On March 12, the FTC released updated guidelines for making effective disclosures in digital advertising. Beauty & Fashion Tech posted a great article about why this is relevant to bloggers who receive free products for review and how to comply. You should go read the full post, as it goes into much more detail than I will here. My aim in this post is just to address how I have made disclosures in the past, and how I will make them in the future to comply with the new guidelines.
Essentially, receiving free products for review and then writing about them is considered advertising. All advertising online must be disclosed in a clear, conspicuous manner. This is relevant to me, as a book blogger, because I sometimes receive free copies of books from publishers and authors in order to review them for my blog. Since I am writing about books that were provided for review, I need to disclose my relationship with the publisher/author who provided the book.
In the past, when I have reviewed a review copy, I have included the disclosure, “I received a complimentary copy of this book from the publisher/author in exchange for my honest review” at the bottom of the post.
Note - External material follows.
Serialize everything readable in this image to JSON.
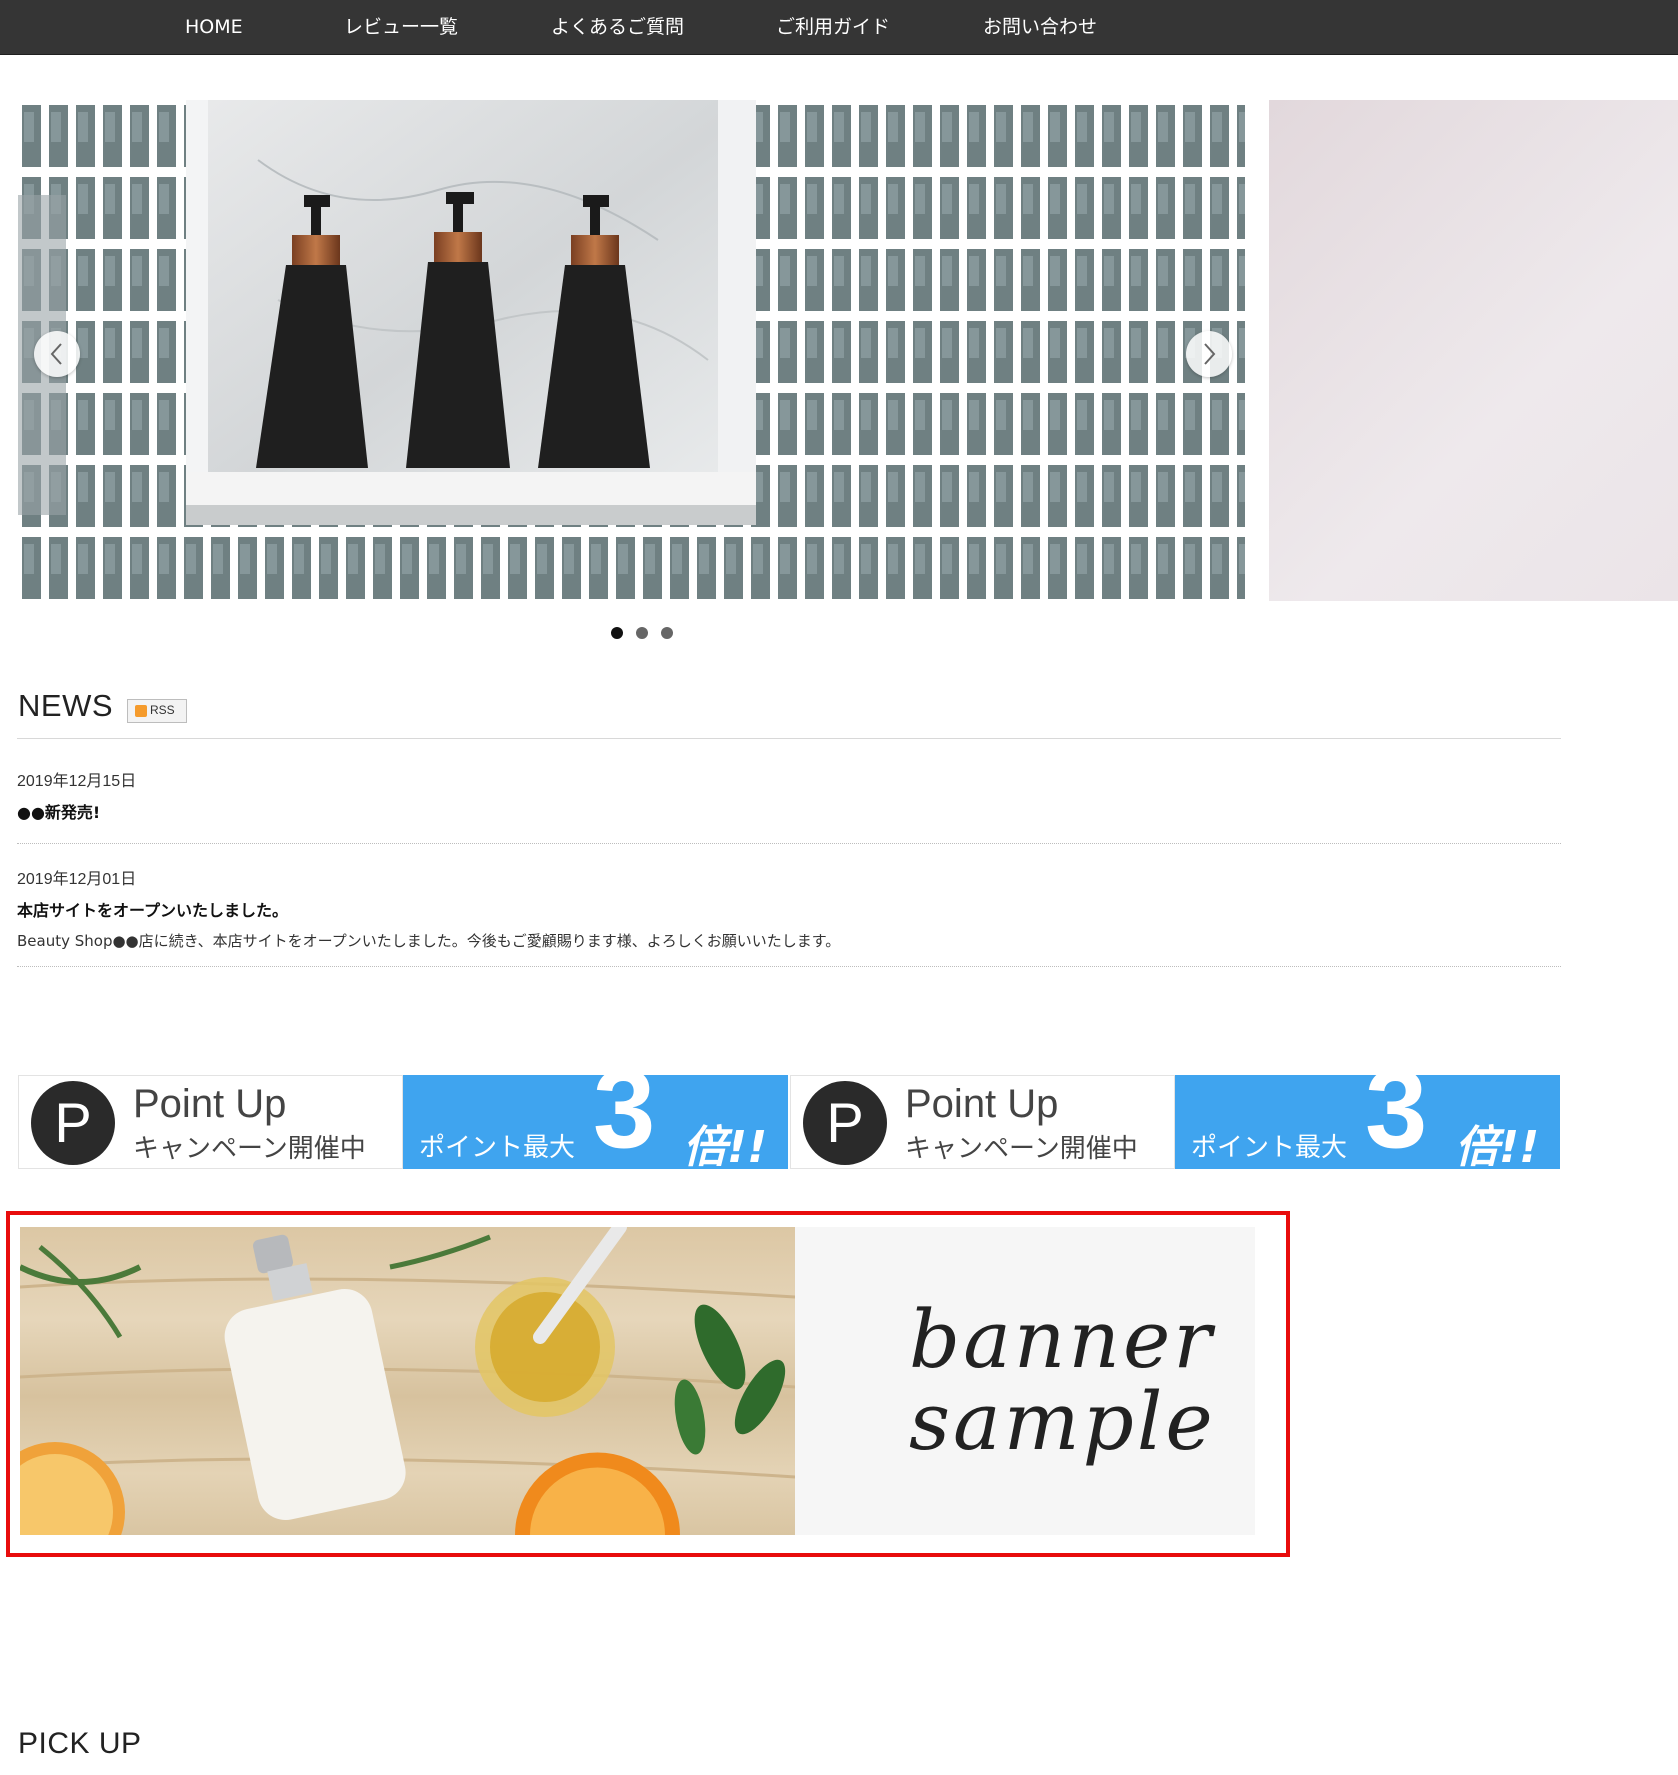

After reading the updated guidelines, I have decided to take a few measures to increase transparency.
The FTC guidelines require ads to be designed so that scrolling is not necessary in order to find the disclosure. Additionally, disclosures should be placed as close to the endorsement as possible and should be located before any links to buy the product. The guidelines also note that Websites and mobile apps that display information on multiple pages (such as posts that include the body of the article “after the jump”) may affect proximity.
To address issues of proximity, I will add a “source” line to the book info I provide at the beginning of my posts. My book reviews will now look like this:
Publisher, release date
Format (paperback, hardcover, etc), number of pages
Source (publisher, author, book tour group)
This will let readers know right away if I received a book from a publisher, bought it myself, got it from the library, etc. I will still include the full disclosure at the end of my posts, but this way readers will know before reading the full post — or before even clicking through from my blog’s homepage — whether I received the book for free.
The guidelines also give requirements for disclosure in “space-constrained” messages, such as social media. If you endorse the product in your tweet, you must disclose that you received the product for free; however, tweeting something like, “Review of Book Title by Author,” followed by a link to your post does not explicitly endorse the book and is acceptable. I usually tweet links to my reviews with neutral language as in the previous example, but in the future I will make sure to include a disclosure along the lines of, “ARC courtesy of @Publisher,” if I directly recommend the book in my tweet.
If you receive books to review, what changes are you making to increase transparency? How will the updated guidelines affect the way you blog?